Sonos owners ‘feel let down' by decision to cut support for older speakers
Owners of older Sonos speakers have expressed their outrage at the company’s plans to drop support.
The audio giant announced it would stop sending software updates to a number of products from May, which has angered some customers.
Its original Zone Player, Connect and Connect:Amp – which were launched in 2006 and include versions sold until 2015 – are affected by the move.
The first-generation Play:5 and CR200, both released in 2009, as well as 2007’s Bridge will also no longer receive software updates or new features.
In a statement, Sonos said it made the decision because older devices had been “stretched to their technical limits in terms of memory and processing power”.
“Ideally all our products would last forever, but for now we’re limited by the existing technology,” it said.
Paul Beebe, from Birmingham, said he bought a Play:5 speaker less than three years ago for £400.
“I feel let down by a company I have invested a lot of money in,” he told the PA news agency.
“It will certainly make me think twice before extending my system, especially as now many other manufacturers have caught up in terms of grouping audio amongst a group of speakers, which was something quite unique to Sonos.”
Mr Beebe, who has several other speakers of mixed age, said he was thinking about adding a speaker to his bathroom but would “reconsider” following Sono’s decision.
“I am pretty annoyed, people keep audio equipment for years and years, typically.”
Another customer in the UK, Andy Powell, told PA he was “hugely disappointed”.
“I was a fan, an early adopter and even an advocate promoting them to others,” he said.
“But with this and the whole ‘recycling’ issue a few weeks back, the trust is gone and I’ll definitely be looking elsewhere.”
Sonos said customers will be able to continue using “legacy” products after they stop receiving software updates but warned that “some functionality will be impacted over time”.
People with multiple Sonos speakers including one of the affected products will also see their system impacted.
“As changes are made to technology in the future, particularly by music service and voice partners, access to certain services or features may be disrupted,” the company said.
“An example would be a music service partner issuing a new update that isn’t backwards compatible with legacy software.”
The firm is offering owners the option to trade up to a new Sonos product with a 30% credit.
Doing so will put the older device into recycle mode, meaning it will be deactivated and no longer functional.

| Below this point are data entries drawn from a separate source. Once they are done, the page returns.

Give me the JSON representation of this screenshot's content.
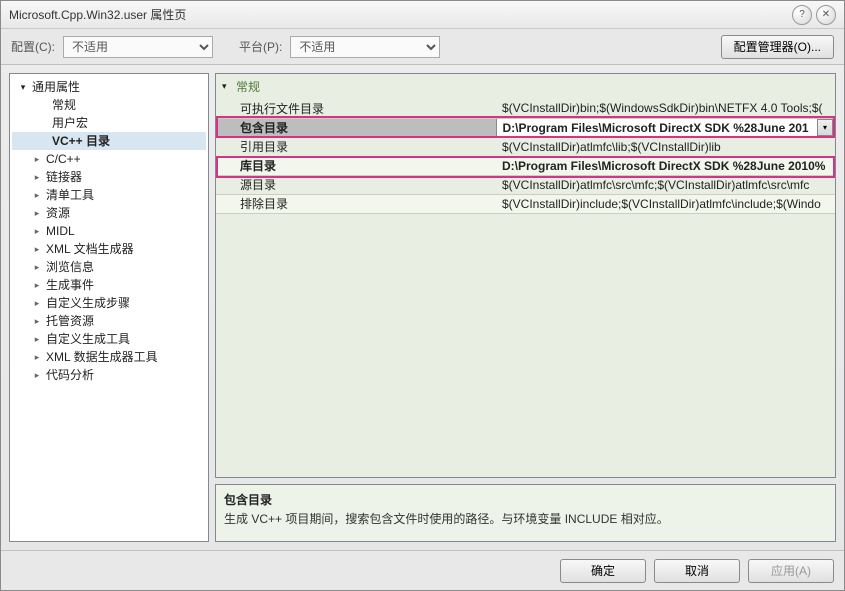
{
  "window": {
    "title": "Microsoft.Cpp.Win32.user 属性页"
  },
  "toolbar": {
    "config_label": "配置(C):",
    "config_value": "不适用",
    "platform_label": "平台(P):",
    "platform_value": "不适用",
    "manager_button": "配置管理器(O)..."
  },
  "tree": {
    "root": "通用属性",
    "general": "常规",
    "user_macros": "用户宏",
    "vc_dirs": "VC++ 目录",
    "items": [
      "C/C++",
      "链接器",
      "清单工具",
      "资源",
      "MIDL",
      "XML 文档生成器",
      "浏览信息",
      "生成事件",
      "自定义生成步骤",
      "托管资源",
      "自定义生成工具",
      "XML 数据生成器工具",
      "代码分析"
    ]
  },
  "grid": {
    "section": "常规",
    "rows": [
      {
        "name": "可执行文件目录",
        "value": "$(VCInstallDir)bin;$(WindowsSdkDir)bin\\NETFX 4.0 Tools;$("
      },
      {
        "name": "包含目录",
        "value": "D:\\Program Files\\Microsoft DirectX SDK %28June 201"
      },
      {
        "name": "引用目录",
        "value": "$(VCInstallDir)atlmfc\\lib;$(VCInstallDir)lib"
      },
      {
        "name": "库目录",
        "value": "D:\\Program Files\\Microsoft DirectX SDK %28June 2010%"
      },
      {
        "name": "源目录",
        "value": "$(VCInstallDir)atlmfc\\src\\mfc;$(VCInstallDir)atlmfc\\src\\mfc"
      },
      {
        "name": "排除目录",
        "value": "$(VCInstallDir)include;$(VCInstallDir)atlmfc\\include;$(Windo"
      }
    ]
  },
  "description": {
    "title": "包含目录",
    "text": "生成 VC++ 项目期间，搜索包含文件时使用的路径。与环境变量 INCLUDE 相对应。"
  },
  "footer": {
    "ok": "确定",
    "cancel": "取消",
    "apply": "应用(A)"
  }
}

Last year, Sonos offered owners of dated products a similar offer, but was criticised for not allowing people to resell their old kit.
For those unable to take devices to a recycling facility, Sonos will pay delivery charges to have affected items shipped to the company for recycling.